Write every entry out again exactly, please, and skip the pictures.

--*--

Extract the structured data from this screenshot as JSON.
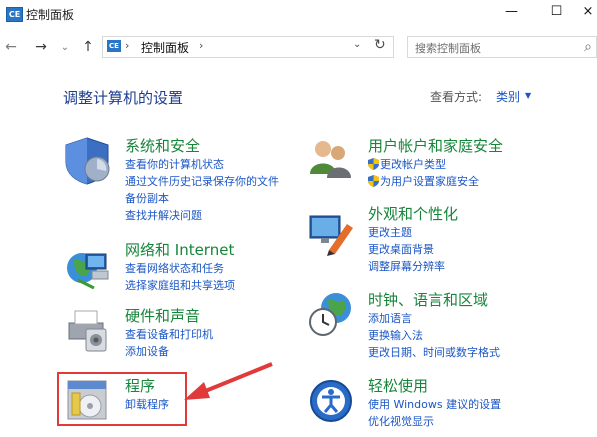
{
  "window": {
    "title": "控制面板",
    "app_icon_text": "CE",
    "minimize": "—",
    "maximize": "☐",
    "close": "×"
  },
  "nav": {
    "back": "←",
    "forward": "→",
    "recent": "⌄",
    "up": "↑"
  },
  "address": {
    "icon_text": "CE",
    "path": "控制面板",
    "separator": "›",
    "dropdown": "⌄",
    "refresh": "↻"
  },
  "search": {
    "placeholder": "搜索控制面板",
    "icon": "search-icon"
  },
  "page": {
    "title": "调整计算机的设置",
    "view_by_label": "查看方式:",
    "view_by_value": "类别"
  },
  "categories": [
    {
      "title": "系统和安全",
      "icon": "shield-icon",
      "links": [
        "查看你的计算机状态",
        "通过文件历史记录保存你的文件",
        "备份副本",
        "查找并解决问题"
      ]
    },
    {
      "title": "网络和 Internet",
      "icon": "network-icon",
      "links": [
        "查看网络状态和任务",
        "选择家庭组和共享选项"
      ]
    },
    {
      "title": "硬件和声音",
      "icon": "printer-icon",
      "links": [
        "查看设备和打印机",
        "添加设备"
      ]
    },
    {
      "title": "程序",
      "icon": "programs-icon",
      "links": [
        "卸载程序"
      ]
    },
    {
      "title": "用户帐户和家庭安全",
      "icon": "users-icon",
      "links": [
        "更改帐户类型",
        "为用户设置家庭安全"
      ]
    },
    {
      "title": "外观和个性化",
      "icon": "appearance-icon",
      "links": [
        "更改主题",
        "更改桌面背景",
        "调整屏幕分辨率"
      ]
    },
    {
      "title": "时钟、语言和区域",
      "icon": "clock-globe-icon",
      "links": [
        "添加语言",
        "更换输入法",
        "更改日期、时间或数字格式"
      ]
    },
    {
      "title": "轻松使用",
      "icon": "ease-of-access-icon",
      "links": [
        "使用 Windows 建议的设置",
        "优化视觉显示"
      ]
    }
  ],
  "annotation": {
    "highlight_color": "#e13a3a"
  }
}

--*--

• _Response to the exercise_:
Extract the structured data from this screenshot as JSON.
{
  "window": {
    "title": "控制面板",
    "app_icon_text": "CE",
    "minimize": "—",
    "maximize": "☐",
    "close": "×"
  },
  "nav": {
    "back": "←",
    "forward": "→",
    "recent": "⌄",
    "up": "↑"
  },
  "address": {
    "icon_text": "CE",
    "path": "控制面板",
    "separator": "›",
    "dropdown": "⌄",
    "refresh": "↻"
  },
  "search": {
    "placeholder": "搜索控制面板",
    "icon": "search-icon"
  },
  "page": {
    "title": "调整计算机的设置",
    "view_by_label": "查看方式:",
    "view_by_value": "类别"
  },
  "categories": [
    {
      "title": "系统和安全",
      "icon": "shield-icon",
      "links": [
        "查看你的计算机状态",
        "通过文件历史记录保存你的文件",
        "备份副本",
        "查找并解决问题"
      ]
    },
    {
      "title": "网络和 Internet",
      "icon": "network-icon",
      "links": [
        "查看网络状态和任务",
        "选择家庭组和共享选项"
      ]
    },
    {
      "title": "硬件和声音",
      "icon": "printer-icon",
      "links": [
        "查看设备和打印机",
        "添加设备"
      ]
    },
    {
      "title": "程序",
      "icon": "programs-icon",
      "links": [
        "卸载程序"
      ]
    },
    {
      "title": "用户帐户和家庭安全",
      "icon": "users-icon",
      "links": [
        "更改帐户类型",
        "为用户设置家庭安全"
      ]
    },
    {
      "title": "外观和个性化",
      "icon": "appearance-icon",
      "links": [
        "更改主题",
        "更改桌面背景",
        "调整屏幕分辨率"
      ]
    },
    {
      "title": "时钟、语言和区域",
      "icon": "clock-globe-icon",
      "links": [
        "添加语言",
        "更换输入法",
        "更改日期、时间或数字格式"
      ]
    },
    {
      "title": "轻松使用",
      "icon": "ease-of-access-icon",
      "links": [
        "使用 Windows 建议的设置",
        "优化视觉显示"
      ]
    }
  ],
  "annotation": {
    "highlight_color": "#e13a3a"
  }
}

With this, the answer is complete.